The word emotion stems from E for energy and M motion – energy in motion! Emotions are the brains' way of communicating with us and every emotion whether deemed positive or negative has important information to impart.
At its most fundamental level emotional intelligence (EI) means being able to recognize what we are feeling, why we are feeling it, and use this knowledge in practical positive ways to manage and make use of our emotions.
Simple as this may seem we all know it can be very different in the real world when our more negative emotions can derail us and appear to have a life of their own, leaving us feeling like a boat being tossed around on a stormy sea. However, if we have even a ‘good enough’ understanding of our emotions and an ability to ‘regulate’ them then we can have the ability to bring our boats back into our harbour safe until the stormy seas subside. EI also give us the ability to tolerate and withstand others more negative emotions too which as we all know can be contagious. We are mammals after all, with social interactions vital to how we thrive.Why is EI important?
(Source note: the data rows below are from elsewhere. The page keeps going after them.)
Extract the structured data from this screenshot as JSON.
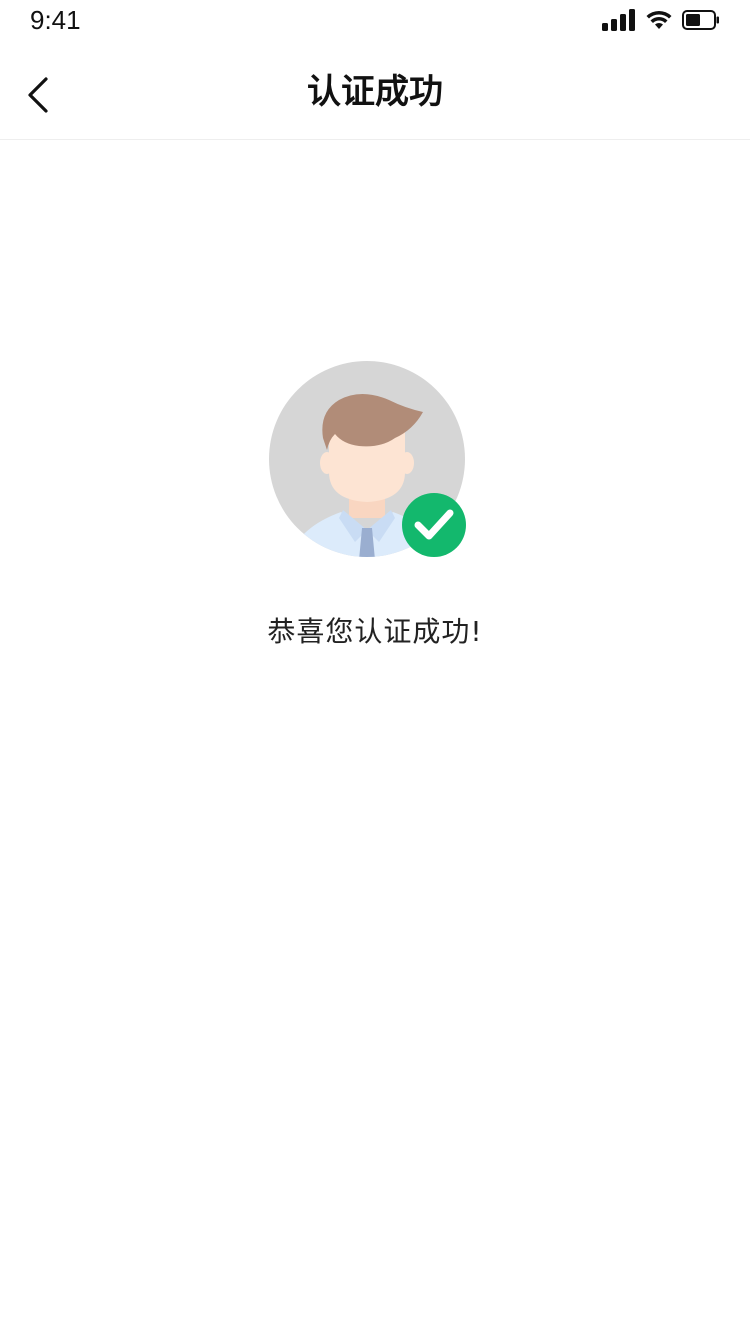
{
  "status_bar": {
    "time": "9:41",
    "icons": [
      "cellular-signal-icon",
      "wifi-icon",
      "battery-icon"
    ]
  },
  "nav": {
    "back_icon": "chevron-left-icon",
    "title": "认证成功"
  },
  "main": {
    "avatar_icon": "user-avatar-icon",
    "badge_icon": "checkmark-icon",
    "message": "恭喜您认证成功!"
  },
  "colors": {
    "background": "#ffffff",
    "avatar_circle": "#d6d6d6",
    "hair": "#b18c78",
    "skin": "#fde4d3",
    "shirt": "#dcebfb",
    "tie": "#9aaed0",
    "success_green": "#13b86d",
    "divider": "#eeeeee"
  }
}
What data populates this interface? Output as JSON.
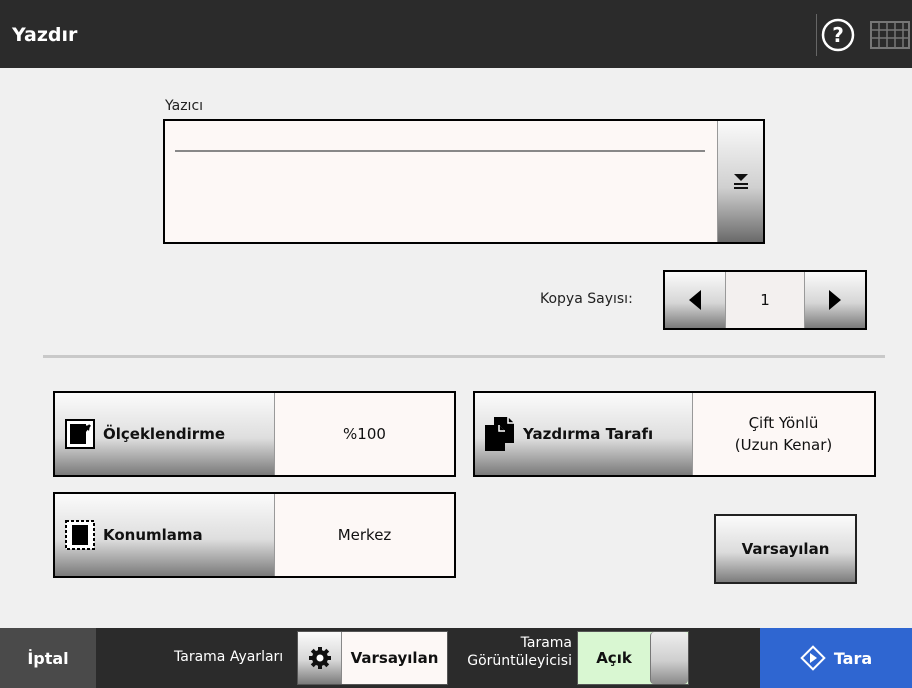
{
  "header": {
    "title": "Yazdır",
    "help_icon": "help-icon",
    "keyboard_icon": "keyboard-icon"
  },
  "printer": {
    "label": "Yazıcı",
    "value": "",
    "dropdown_icon": "list-dropdown-icon"
  },
  "copies": {
    "label": "Kopya Sayısı:",
    "value": "1"
  },
  "settings": {
    "scaling": {
      "label": "Ölçeklendirme",
      "value": "%100"
    },
    "print_side": {
      "label": "Yazdırma Tarafı",
      "value_line1": "Çift Yönlü",
      "value_line2": "(Uzun Kenar)"
    },
    "positioning": {
      "label": "Konumlama",
      "value": "Merkez"
    }
  },
  "default_button": "Varsayılan",
  "footer": {
    "cancel": "İptal",
    "scan_settings_label": "Tarama Ayarları",
    "scan_settings_value": "Varsayılan",
    "viewer_label_line1": "Tarama",
    "viewer_label_line2": "Görüntüleyicisi",
    "viewer_value": "Açık",
    "scan_button": "Tara"
  },
  "colors": {
    "header_bg": "#2b2b2b",
    "scan_button": "#2f66d1",
    "toggle_on": "#d9f7d2"
  }
}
From a neuroscience perspective when we experience more negative emotions such as when we are very stressed or challenged our older subconscious survival brain areas to run the show as it interrupts this as a threat to your survival. Our marvelous survival brains & nervous systems are superfast at what they do and will then take us out of danger and running before we consciously know it – what you want if you are being chased by a predator while running through the jungle but not the best when you have an important client pitch to make. This brain speed comes at a price energy-wise as all available energy is directed away from our slower but evolutionary newer logical/rational pre-frontal cortex (which you need for that client pitch) with its higher cognitive functions and with this our ability to be emotionally intelligent.
No matter what we do we can never stop our emotions completely and for that matter should never try as they contain vital information about our state. What we can do is recognize that we have an emotion and bring it to the light of our newer conscious logical brains. This means essentially we are less likely to simply react to situations and people which challenge us but instead gives us the ability to be rational and to choose the most appropriate response – in other words it makes us more resilient!How to boost EI?
Great as this is, in theory, it’s not so easy in real life to simply think ourselves out of a distressing emotion. But there is a way we can help give ourselves a boost in our ability to regulate our emotions. At the most fundamental level, returning the nervous system to introduce an increased sense of safety and the ability to socially engage is critical here. Our nervous system craves feeling safe. Once it’ ‘feels’ safe the survival brain turns down naturally allowing your full brain to come on-line. After this foundational work, higher-order brain function techniques can be used to increase EI such as Mindfulness, etc.
For us as human mammals this feeling of safety comes primarily from our ability to socially engage. Using the Safe and Sound Protocol (SSP) a unique research-based tool to help train the nervous system to feel calm thereby putting us into a safe state. The SSP does this by helping to turn off the nervous system’s defense mode which in turn percolates up to the brain signaling all areas to come back online. Using the auditory portal to the nervous system in humans the SSP allows us to better interpret not only human speech but also the emotional meaning of language thereby strengthening our emotional intelligence. Giving a whole new level to really ‘hearing’ what your team or client are saying!